(Items from a data source)
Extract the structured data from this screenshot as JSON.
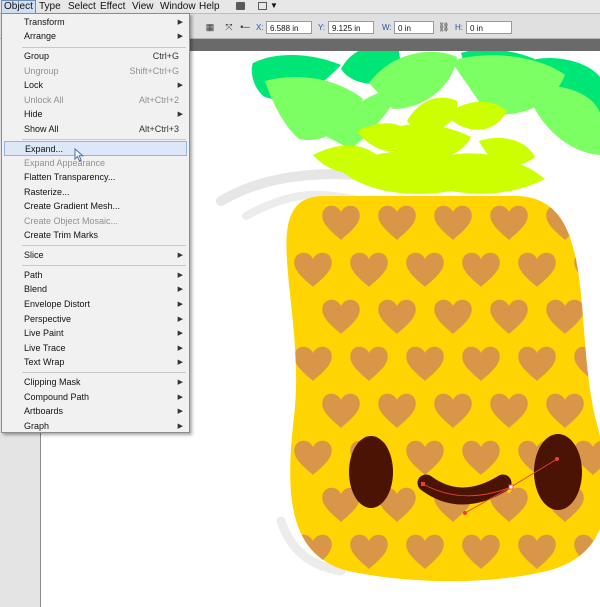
{
  "menubar": {
    "items": [
      "Object",
      "Type",
      "Select",
      "Effect",
      "View",
      "Window",
      "Help"
    ]
  },
  "toolbar": {
    "x_label": "X:",
    "x_value": "6.588 in",
    "y_label": "Y:",
    "y_value": "9.125 in",
    "w_label": "W:",
    "w_value": "0 in",
    "h_label": "H:",
    "h_value": "0 in"
  },
  "object_menu": {
    "items": [
      {
        "label": "Transform",
        "submenu": true
      },
      {
        "label": "Arrange",
        "submenu": true
      },
      {
        "label": "Group",
        "shortcut": "Ctrl+G"
      },
      {
        "label": "Ungroup",
        "shortcut": "Shift+Ctrl+G",
        "disabled": true
      },
      {
        "label": "Lock",
        "submenu": true
      },
      {
        "label": "Unlock All",
        "shortcut": "Alt+Ctrl+2",
        "disabled": true
      },
      {
        "label": "Hide",
        "submenu": true
      },
      {
        "label": "Show All",
        "shortcut": "Alt+Ctrl+3"
      },
      {
        "label": "Expand...",
        "highlighted": true
      },
      {
        "label": "Expand Appearance",
        "disabled": true
      },
      {
        "label": "Flatten Transparency..."
      },
      {
        "label": "Rasterize..."
      },
      {
        "label": "Create Gradient Mesh..."
      },
      {
        "label": "Create Object Mosaic...",
        "disabled": true
      },
      {
        "label": "Create Trim Marks"
      },
      {
        "label": "Slice",
        "submenu": true
      },
      {
        "label": "Path",
        "submenu": true
      },
      {
        "label": "Blend",
        "submenu": true
      },
      {
        "label": "Envelope Distort",
        "submenu": true
      },
      {
        "label": "Perspective",
        "submenu": true
      },
      {
        "label": "Live Paint",
        "submenu": true
      },
      {
        "label": "Live Trace",
        "submenu": true
      },
      {
        "label": "Text Wrap",
        "submenu": true
      },
      {
        "label": "Clipping Mask",
        "submenu": true
      },
      {
        "label": "Compound Path",
        "submenu": true
      },
      {
        "label": "Artboards",
        "submenu": true
      },
      {
        "label": "Graph",
        "submenu": true
      }
    ]
  },
  "colors": {
    "pineapple_body": "#ffd400",
    "heart": "#d99548",
    "eye": "#4a1304",
    "leaf_dark": "#00e676",
    "leaf_mid": "#7cff62",
    "leaf_light": "#ccff00",
    "selection_path": "#e8433a",
    "menu_highlight": "#dce8f7"
  }
}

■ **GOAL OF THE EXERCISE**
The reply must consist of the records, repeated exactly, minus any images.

■ **YOUR SOLUTION**
Extract the structured data from this screenshot as JSON.
{
  "menubar": {
    "items": [
      "Object",
      "Type",
      "Select",
      "Effect",
      "View",
      "Window",
      "Help"
    ]
  },
  "toolbar": {
    "x_label": "X:",
    "x_value": "6.588 in",
    "y_label": "Y:",
    "y_value": "9.125 in",
    "w_label": "W:",
    "w_value": "0 in",
    "h_label": "H:",
    "h_value": "0 in"
  },
  "object_menu": {
    "items": [
      {
        "label": "Transform",
        "submenu": true
      },
      {
        "label": "Arrange",
        "submenu": true
      },
      {
        "label": "Group",
        "shortcut": "Ctrl+G"
      },
      {
        "label": "Ungroup",
        "shortcut": "Shift+Ctrl+G",
        "disabled": true
      },
      {
        "label": "Lock",
        "submenu": true
      },
      {
        "label": "Unlock All",
        "shortcut": "Alt+Ctrl+2",
        "disabled": true
      },
      {
        "label": "Hide",
        "submenu": true
      },
      {
        "label": "Show All",
        "shortcut": "Alt+Ctrl+3"
      },
      {
        "label": "Expand...",
        "highlighted": true
      },
      {
        "label": "Expand Appearance",
        "disabled": true
      },
      {
        "label": "Flatten Transparency..."
      },
      {
        "label": "Rasterize..."
      },
      {
        "label": "Create Gradient Mesh..."
      },
      {
        "label": "Create Object Mosaic...",
        "disabled": true
      },
      {
        "label": "Create Trim Marks"
      },
      {
        "label": "Slice",
        "submenu": true
      },
      {
        "label": "Path",
        "submenu": true
      },
      {
        "label": "Blend",
        "submenu": true
      },
      {
        "label": "Envelope Distort",
        "submenu": true
      },
      {
        "label": "Perspective",
        "submenu": true
      },
      {
        "label": "Live Paint",
        "submenu": true
      },
      {
        "label": "Live Trace",
        "submenu": true
      },
      {
        "label": "Text Wrap",
        "submenu": true
      },
      {
        "label": "Clipping Mask",
        "submenu": true
      },
      {
        "label": "Compound Path",
        "submenu": true
      },
      {
        "label": "Artboards",
        "submenu": true
      },
      {
        "label": "Graph",
        "submenu": true
      }
    ]
  },
  "colors": {
    "pineapple_body": "#ffd400",
    "heart": "#d99548",
    "eye": "#4a1304",
    "leaf_dark": "#00e676",
    "leaf_mid": "#7cff62",
    "leaf_light": "#ccff00",
    "selection_path": "#e8433a",
    "menu_highlight": "#dce8f7"
  }
}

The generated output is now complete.